Task description: Leaving out the pictures, write the following records exactly as they read.

=== Section Start ===

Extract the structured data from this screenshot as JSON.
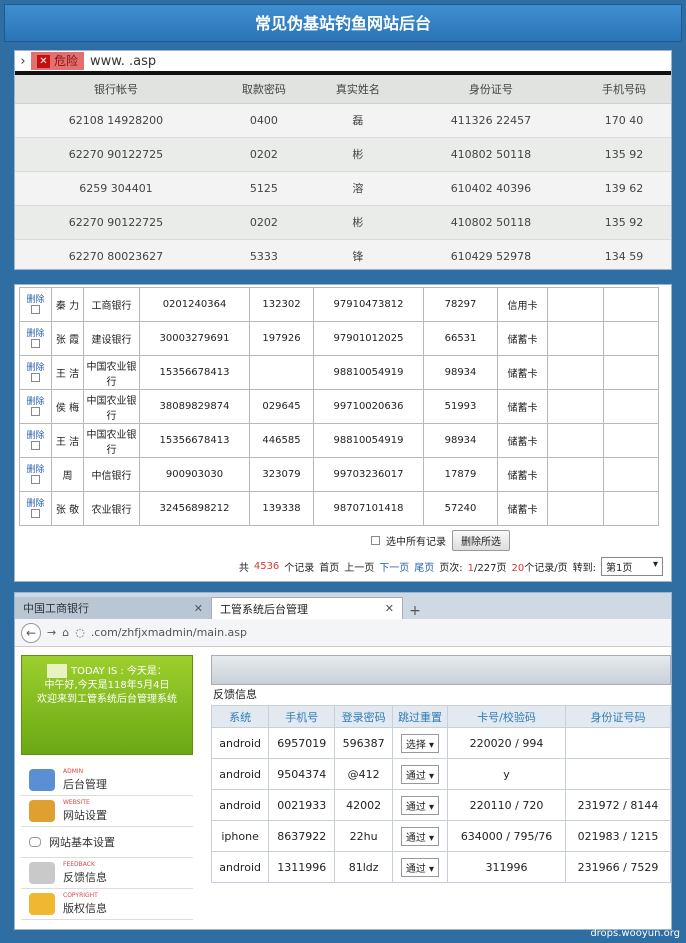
{
  "title": "常见伪基站钓鱼网站后台",
  "panel1": {
    "danger_label": "危险",
    "url": "www.               .asp",
    "columns": [
      "银行帐号",
      "取款密码",
      "真实姓名",
      "身份证号",
      "手机号码"
    ],
    "rows": [
      [
        "62108      14928200",
        "0400",
        "磊",
        "411326          22457",
        "170      40"
      ],
      [
        "62270      90122725",
        "0202",
        "彬",
        "410802          50118",
        "135      92"
      ],
      [
        "6259      304401",
        "5125",
        "溶",
        "610402          40396",
        "139      62"
      ],
      [
        "62270      90122725",
        "0202",
        "彬",
        "410802          50118",
        "135      92"
      ],
      [
        "62270      80023627",
        "5333",
        "锋",
        "610429          52978",
        "134      59"
      ]
    ]
  },
  "panel2": {
    "delete_label": "删除",
    "rows": [
      {
        "name": "秦  力",
        "bank": "工商银行",
        "card": "0201240364",
        "pin": "132302",
        "id": "97910473812",
        "phone": "78297",
        "type": "信用卡"
      },
      {
        "name": "张  霞",
        "bank": "建设银行",
        "card": "30003279691",
        "pin": "197926",
        "id": "97901012025",
        "phone": "66531",
        "type": "储蓄卡"
      },
      {
        "name": "王  洁",
        "bank": "中国农业银行",
        "card": "15356678413",
        "pin": "",
        "id": "98810054919",
        "phone": "98934",
        "type": "储蓄卡"
      },
      {
        "name": "侯  梅",
        "bank": "中国农业银行",
        "card": "38089829874",
        "pin": "029645",
        "id": "99710020636",
        "phone": "51993",
        "type": "储蓄卡"
      },
      {
        "name": "王  洁",
        "bank": "中国农业银行",
        "card": "15356678413",
        "pin": "446585",
        "id": "98810054919",
        "phone": "98934",
        "type": "储蓄卡"
      },
      {
        "name": "周  ",
        "bank": "中信银行",
        "card": "900903030",
        "pin": "323079",
        "id": "99703236017",
        "phone": "17879",
        "type": "储蓄卡"
      },
      {
        "name": "张  敬",
        "bank": "农业银行",
        "card": "32456898212",
        "pin": "139338",
        "id": "98707101418",
        "phone": "57240",
        "type": "储蓄卡"
      }
    ],
    "select_all": "选中所有记录",
    "delete_selected": "删除所选",
    "pager": {
      "total_prefix": "共",
      "total": "4536",
      "total_suffix": "个记录",
      "first": "首页",
      "prev": "上一页",
      "next": "下一页",
      "last": "尾页",
      "page_label": "页次:",
      "page_current": "1",
      "page_total": "/227页",
      "per_page": "20",
      "per_page_suffix": "个记录/页",
      "goto": "转到:",
      "goto_value": "第1页"
    }
  },
  "panel3": {
    "tab1": "中国工商银行",
    "tab2": "工管系统后台管理",
    "url": ".com/zhfjxmadmin/main.asp",
    "greeting_today": "TODAY IS : 今天是：",
    "greeting_line2": "中午好,今天是118年5月4日",
    "greeting_line3": "欢迎来到工管系统后台管理系统",
    "menu": [
      {
        "en": "ADMIN",
        "label": "后台管理",
        "color": "#5a8fd4"
      },
      {
        "en": "WEBSITE",
        "label": "网站设置",
        "color": "#e0a030"
      },
      {
        "en": "",
        "label": "网站基本设置",
        "color": ""
      },
      {
        "en": "FEEDBACK",
        "label": "反馈信息",
        "color": "#c9c9c9"
      },
      {
        "en": "COPYRIGHT",
        "label": "版权信息",
        "color": "#f0b830"
      }
    ],
    "feedback_title": "反馈信息",
    "columns": [
      "系统",
      "手机号",
      "登录密码",
      "跳过重置",
      "卡号/校验码",
      "身份证号码"
    ],
    "rows": [
      {
        "sys": "android",
        "phone": "6957019",
        "pwd": "596387",
        "skip": "选择",
        "card": "220020 / 994",
        "id": ""
      },
      {
        "sys": "android",
        "phone": "9504374",
        "pwd": "@412",
        "skip": "通过",
        "card": "y",
        "id": ""
      },
      {
        "sys": "android",
        "phone": "0021933",
        "pwd": "42002",
        "skip": "通过",
        "card": "220110 / 720",
        "id": "231972 / 8144"
      },
      {
        "sys": "iphone",
        "phone": "8637922",
        "pwd": "22hu",
        "skip": "通过",
        "card": "634000 / 795/76",
        "id": "021983 / 1215"
      },
      {
        "sys": "android",
        "phone": "1311996",
        "pwd": "81ldz",
        "skip": "通过",
        "card": "311996",
        "id": "231966 / 7529"
      }
    ]
  },
  "watermark": "drops.wooyun.org"
}
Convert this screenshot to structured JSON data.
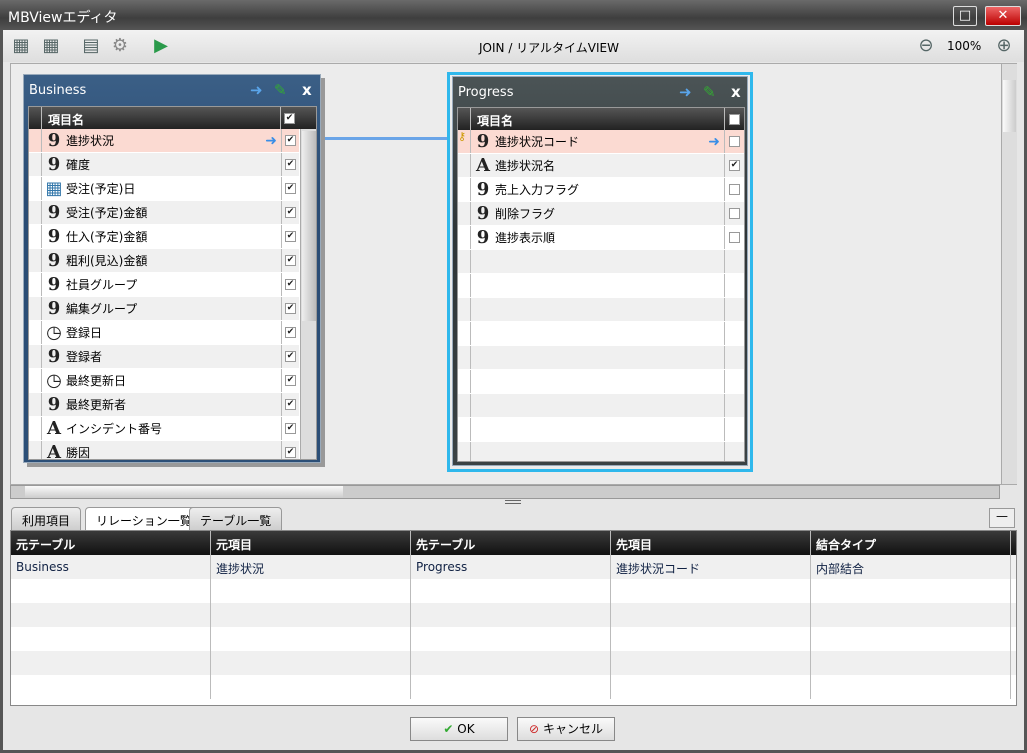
{
  "window": {
    "title": "MBViewエディタ"
  },
  "toolbar": {
    "title": "JOIN / リアルタイムVIEW",
    "zoom": "100%"
  },
  "tables": [
    {
      "name": "Business",
      "header": "項目名",
      "fields": [
        {
          "icon": "9",
          "label": "進捗状況",
          "checked": true,
          "selected": true,
          "link": true
        },
        {
          "icon": "9",
          "label": "確度",
          "checked": true
        },
        {
          "icon": "cal",
          "label": "受注(予定)日",
          "checked": true
        },
        {
          "icon": "9",
          "label": "受注(予定)金額",
          "checked": true
        },
        {
          "icon": "9",
          "label": "仕入(予定)金額",
          "checked": true
        },
        {
          "icon": "9",
          "label": "粗利(見込)金額",
          "checked": true
        },
        {
          "icon": "9",
          "label": "社員グループ",
          "checked": true
        },
        {
          "icon": "9",
          "label": "編集グループ",
          "checked": true
        },
        {
          "icon": "clock",
          "label": "登録日",
          "checked": true
        },
        {
          "icon": "9",
          "label": "登録者",
          "checked": true
        },
        {
          "icon": "clock",
          "label": "最終更新日",
          "checked": true
        },
        {
          "icon": "9",
          "label": "最終更新者",
          "checked": true
        },
        {
          "icon": "A",
          "label": "インシデント番号",
          "checked": true
        },
        {
          "icon": "A",
          "label": "勝因",
          "checked": true
        }
      ]
    },
    {
      "name": "Progress",
      "header": "項目名",
      "fields": [
        {
          "icon": "9",
          "label": "進捗状況コード",
          "checked": false,
          "selected": true,
          "link": true,
          "key": true
        },
        {
          "icon": "A",
          "label": "進捗状況名",
          "checked": true
        },
        {
          "icon": "9",
          "label": "売上入力フラグ",
          "checked": false
        },
        {
          "icon": "9",
          "label": "削除フラグ",
          "checked": false
        },
        {
          "icon": "9",
          "label": "進捗表示順",
          "checked": false
        }
      ]
    }
  ],
  "tabs": [
    "利用項目",
    "リレーション一覧",
    "テーブル一覧"
  ],
  "grid": {
    "columns": [
      "元テーブル",
      "元項目",
      "先テーブル",
      "先項目",
      "結合タイプ"
    ],
    "rows": [
      [
        "Business",
        "進捗状況",
        "Progress",
        "進捗状況コード",
        "内部結合"
      ]
    ]
  },
  "buttons": {
    "ok": "OK",
    "cancel": "キャンセル"
  }
}
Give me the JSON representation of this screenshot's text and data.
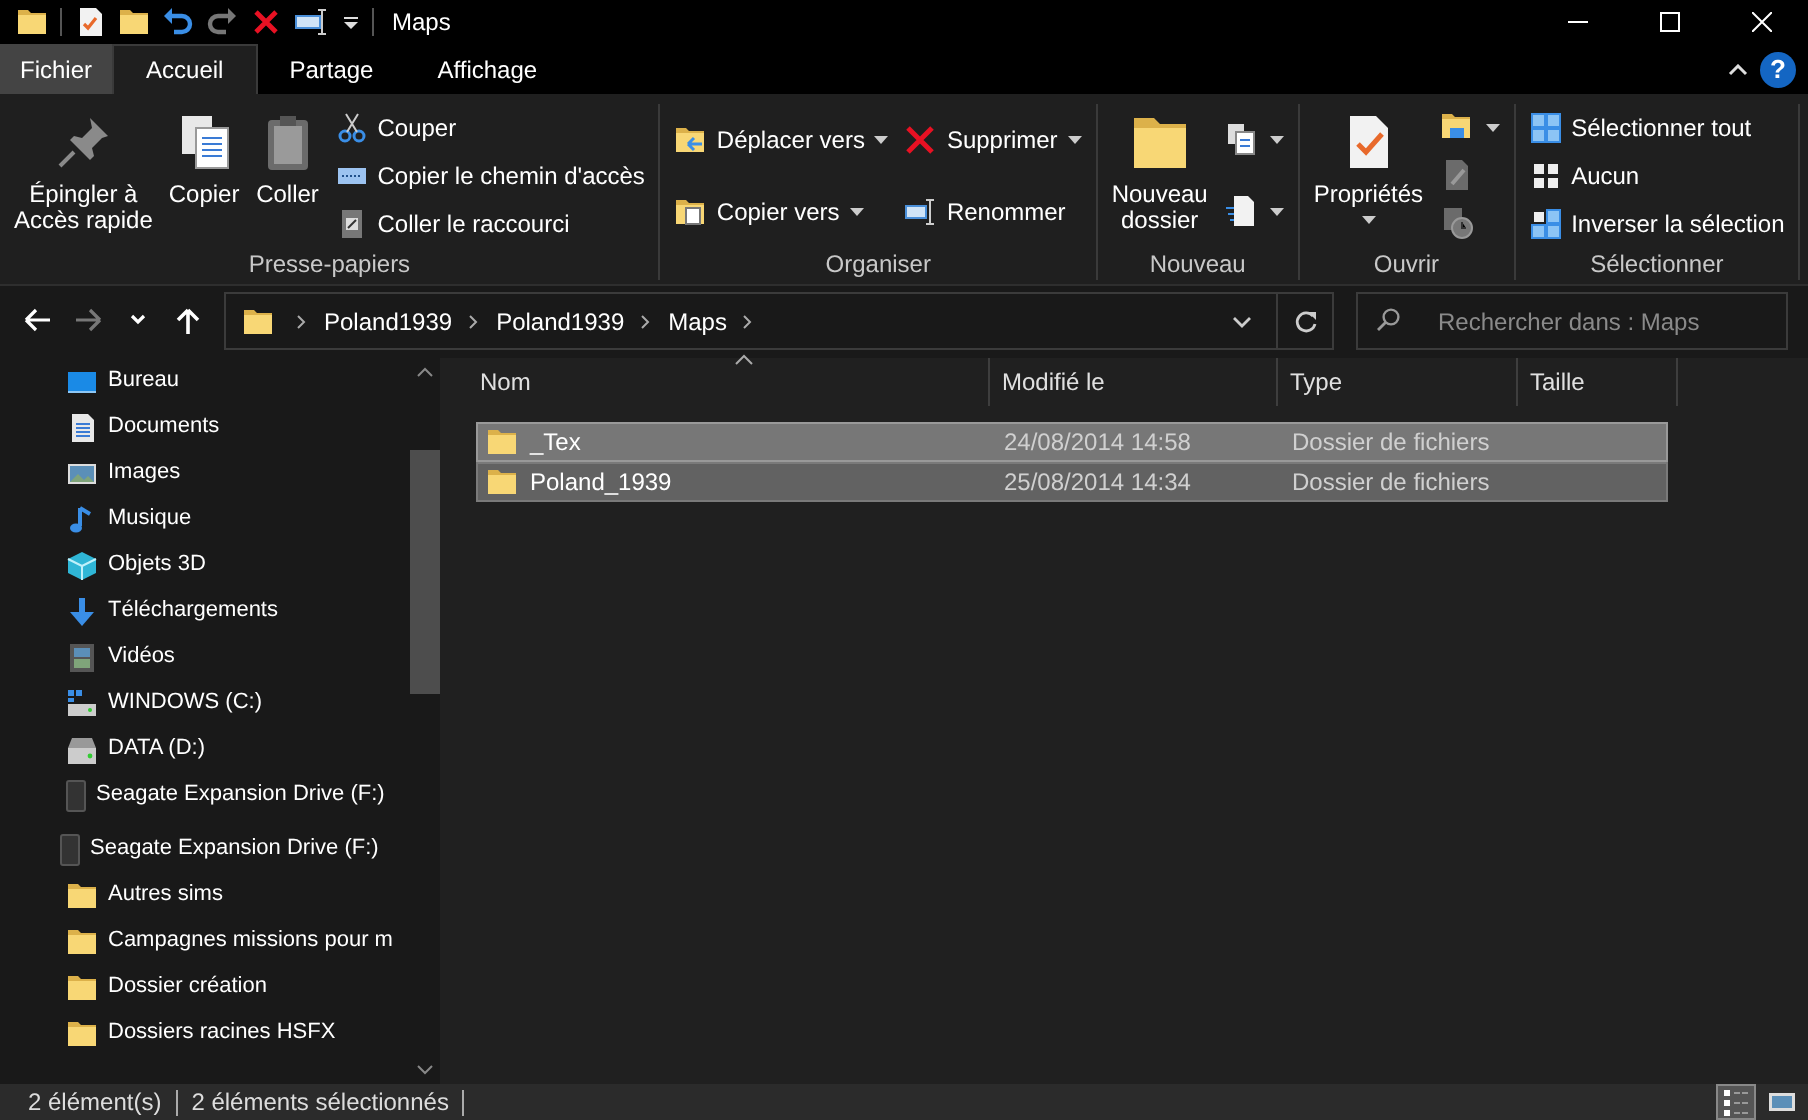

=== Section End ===

Solution to this task:
Extract the structured data from this screenshot as JSON.
{
  "title": "常见伪基站钓鱼网站后台",
  "panel1": {
    "danger_label": "危险",
    "url": "www.               .asp",
    "columns": [
      "银行帐号",
      "取款密码",
      "真实姓名",
      "身份证号",
      "手机号码"
    ],
    "rows": [
      [
        "62108      14928200",
        "0400",
        "磊",
        "411326          22457",
        "170      40"
      ],
      [
        "62270      90122725",
        "0202",
        "彬",
        "410802          50118",
        "135      92"
      ],
      [
        "6259      304401",
        "5125",
        "溶",
        "610402          40396",
        "139      62"
      ],
      [
        "62270      90122725",
        "0202",
        "彬",
        "410802          50118",
        "135      92"
      ],
      [
        "62270      80023627",
        "5333",
        "锋",
        "610429          52978",
        "134      59"
      ]
    ]
  },
  "panel2": {
    "delete_label": "删除",
    "rows": [
      {
        "name": "秦  力",
        "bank": "工商银行",
        "card": "0201240364",
        "pin": "132302",
        "id": "97910473812",
        "phone": "78297",
        "type": "信用卡"
      },
      {
        "name": "张  霞",
        "bank": "建设银行",
        "card": "30003279691",
        "pin": "197926",
        "id": "97901012025",
        "phone": "66531",
        "type": "储蓄卡"
      },
      {
        "name": "王  洁",
        "bank": "中国农业银行",
        "card": "15356678413",
        "pin": "",
        "id": "98810054919",
        "phone": "98934",
        "type": "储蓄卡"
      },
      {
        "name": "侯  梅",
        "bank": "中国农业银行",
        "card": "38089829874",
        "pin": "029645",
        "id": "99710020636",
        "phone": "51993",
        "type": "储蓄卡"
      },
      {
        "name": "王  洁",
        "bank": "中国农业银行",
        "card": "15356678413",
        "pin": "446585",
        "id": "98810054919",
        "phone": "98934",
        "type": "储蓄卡"
      },
      {
        "name": "周  ",
        "bank": "中信银行",
        "card": "900903030",
        "pin": "323079",
        "id": "99703236017",
        "phone": "17879",
        "type": "储蓄卡"
      },
      {
        "name": "张  敬",
        "bank": "农业银行",
        "card": "32456898212",
        "pin": "139338",
        "id": "98707101418",
        "phone": "57240",
        "type": "储蓄卡"
      }
    ],
    "select_all": "选中所有记录",
    "delete_selected": "删除所选",
    "pager": {
      "total_prefix": "共",
      "total": "4536",
      "total_suffix": "个记录",
      "first": "首页",
      "prev": "上一页",
      "next": "下一页",
      "last": "尾页",
      "page_label": "页次:",
      "page_current": "1",
      "page_total": "/227页",
      "per_page": "20",
      "per_page_suffix": "个记录/页",
      "goto": "转到:",
      "goto_value": "第1页"
    }
  },
  "panel3": {
    "tab1": "中国工商银行",
    "tab2": "工管系统后台管理",
    "url": ".com/zhfjxmadmin/main.asp",
    "greeting_today": "TODAY IS : 今天是：",
    "greeting_line2": "中午好,今天是118年5月4日",
    "greeting_line3": "欢迎来到工管系统后台管理系统",
    "menu": [
      {
        "en": "ADMIN",
        "label": "后台管理",
        "color": "#5a8fd4"
      },
      {
        "en": "WEBSITE",
        "label": "网站设置",
        "color": "#e0a030"
      },
      {
        "en": "",
        "label": "网站基本设置",
        "color": ""
      },
      {
        "en": "FEEDBACK",
        "label": "反馈信息",
        "color": "#c9c9c9"
      },
      {
        "en": "COPYRIGHT",
        "label": "版权信息",
        "color": "#f0b830"
      }
    ],
    "feedback_title": "反馈信息",
    "columns": [
      "系统",
      "手机号",
      "登录密码",
      "跳过重置",
      "卡号/校验码",
      "身份证号码"
    ],
    "rows": [
      {
        "sys": "android",
        "phone": "6957019",
        "pwd": "596387",
        "skip": "选择",
        "card": "220020 / 994",
        "id": ""
      },
      {
        "sys": "android",
        "phone": "9504374",
        "pwd": "@412",
        "skip": "通过",
        "card": "y",
        "id": ""
      },
      {
        "sys": "android",
        "phone": "0021933",
        "pwd": "42002",
        "skip": "通过",
        "card": "220110 / 720",
        "id": "231972 / 8144"
      },
      {
        "sys": "iphone",
        "phone": "8637922",
        "pwd": "22hu",
        "skip": "通过",
        "card": "634000 / 795/76",
        "id": "021983 / 1215"
      },
      {
        "sys": "android",
        "phone": "1311996",
        "pwd": "81ldz",
        "skip": "通过",
        "card": "311996",
        "id": "231966 / 7529"
      }
    ]
  },
  "watermark": "drops.wooyun.org"
}
Convert this screenshot to structured JSON data.
{
  "window": {
    "title": "MBViewエディタ"
  },
  "toolbar": {
    "title": "JOIN / リアルタイムVIEW",
    "zoom": "100%"
  },
  "tables": [
    {
      "name": "Business",
      "header": "項目名",
      "fields": [
        {
          "icon": "9",
          "label": "進捗状況",
          "checked": true,
          "selected": true,
          "link": true
        },
        {
          "icon": "9",
          "label": "確度",
          "checked": true
        },
        {
          "icon": "cal",
          "label": "受注(予定)日",
          "checked": true
        },
        {
          "icon": "9",
          "label": "受注(予定)金額",
          "checked": true
        },
        {
          "icon": "9",
          "label": "仕入(予定)金額",
          "checked": true
        },
        {
          "icon": "9",
          "label": "粗利(見込)金額",
          "checked": true
        },
        {
          "icon": "9",
          "label": "社員グループ",
          "checked": true
        },
        {
          "icon": "9",
          "label": "編集グループ",
          "checked": true
        },
        {
          "icon": "clock",
          "label": "登録日",
          "checked": true
        },
        {
          "icon": "9",
          "label": "登録者",
          "checked": true
        },
        {
          "icon": "clock",
          "label": "最終更新日",
          "checked": true
        },
        {
          "icon": "9",
          "label": "最終更新者",
          "checked": true
        },
        {
          "icon": "A",
          "label": "インシデント番号",
          "checked": true
        },
        {
          "icon": "A",
          "label": "勝因",
          "checked": true
        }
      ]
    },
    {
      "name": "Progress",
      "header": "項目名",
      "fields": [
        {
          "icon": "9",
          "label": "進捗状況コード",
          "checked": false,
          "selected": true,
          "link": true,
          "key": true
        },
        {
          "icon": "A",
          "label": "進捗状況名",
          "checked": true
        },
        {
          "icon": "9",
          "label": "売上入力フラグ",
          "checked": false
        },
        {
          "icon": "9",
          "label": "削除フラグ",
          "checked": false
        },
        {
          "icon": "9",
          "label": "進捗表示順",
          "checked": false
        }
      ]
    }
  ],
  "tabs": [
    "利用項目",
    "リレーション一覧",
    "テーブル一覧"
  ],
  "grid": {
    "columns": [
      "元テーブル",
      "元項目",
      "先テーブル",
      "先項目",
      "結合タイプ"
    ],
    "rows": [
      [
        "Business",
        "進捗状況",
        "Progress",
        "進捗状況コード",
        "内部結合"
      ]
    ]
  },
  "buttons": {
    "ok": "OK",
    "cancel": "キャンセル"
  }
}
Give me the JSON representation of this screenshot's text and data.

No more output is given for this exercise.